[Items from an interface collection]

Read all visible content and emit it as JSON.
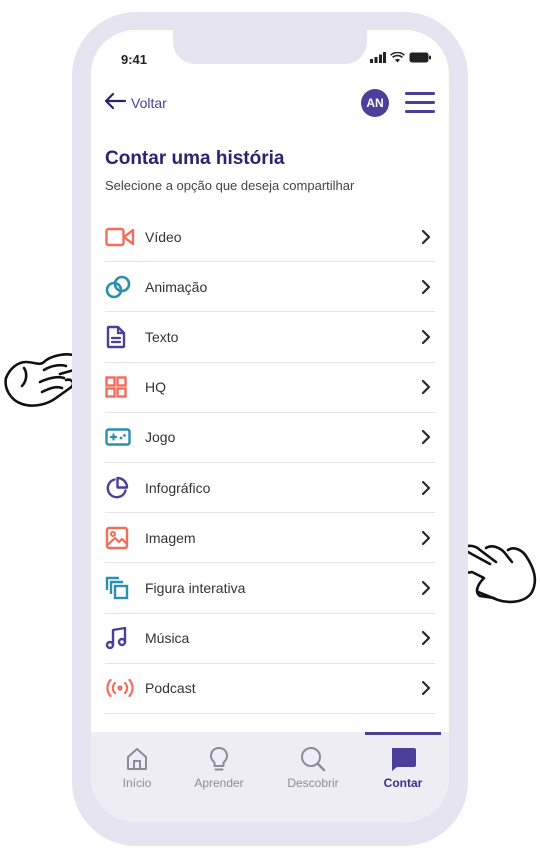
{
  "status_bar": {
    "time": "9:41"
  },
  "header": {
    "back_label": "Voltar",
    "avatar_initials": "AN"
  },
  "page": {
    "title": "Contar uma história",
    "subtitle": "Selecione a opção que deseja compartilhar"
  },
  "options": [
    {
      "label": "Vídeo",
      "icon": "video-camera-icon",
      "color": "#f26d5b"
    },
    {
      "label": "Animação",
      "icon": "animation-rings-icon",
      "color": "#2b8fb0"
    },
    {
      "label": "Texto",
      "icon": "document-text-icon",
      "color": "#4b3f9a"
    },
    {
      "label": "HQ",
      "icon": "comic-grid-icon",
      "color": "#f26d5b"
    },
    {
      "label": "Jogo",
      "icon": "gamepad-icon",
      "color": "#2b8fb0"
    },
    {
      "label": "Infográfico",
      "icon": "pie-chart-icon",
      "color": "#4b3f9a"
    },
    {
      "label": "Imagem",
      "icon": "image-icon",
      "color": "#f26d5b"
    },
    {
      "label": "Figura interativa",
      "icon": "layered-figure-icon",
      "color": "#2b8fb0"
    },
    {
      "label": "Música",
      "icon": "music-note-icon",
      "color": "#4b3f9a"
    },
    {
      "label": "Podcast",
      "icon": "broadcast-icon",
      "color": "#f26d5b"
    }
  ],
  "tabbar": {
    "tabs": [
      {
        "label": "Início",
        "icon": "home-icon"
      },
      {
        "label": "Aprender",
        "icon": "lightbulb-icon"
      },
      {
        "label": "Descobrir",
        "icon": "search-icon"
      },
      {
        "label": "Contar",
        "icon": "chat-bubble-icon"
      }
    ],
    "active": "Contar"
  },
  "colors": {
    "primary": "#4b3f9a",
    "title": "#2a2470",
    "coral": "#f26d5b",
    "teal": "#2b8fb0",
    "frame": "#e6e4f1"
  }
}
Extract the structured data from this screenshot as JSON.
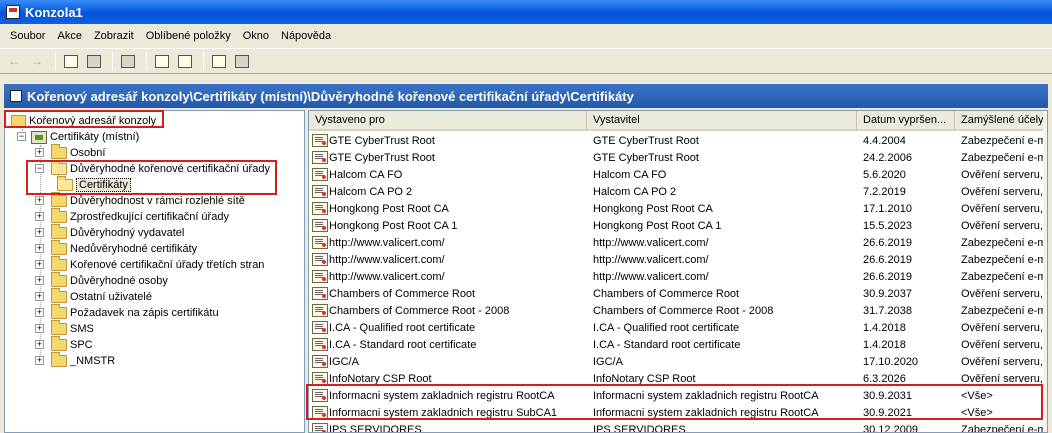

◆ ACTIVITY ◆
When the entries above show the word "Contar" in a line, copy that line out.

◆ RESULT OF THE TASK ◆
    "title": "Contar uma história",
        "label": "Contar",
    "active": "Contar"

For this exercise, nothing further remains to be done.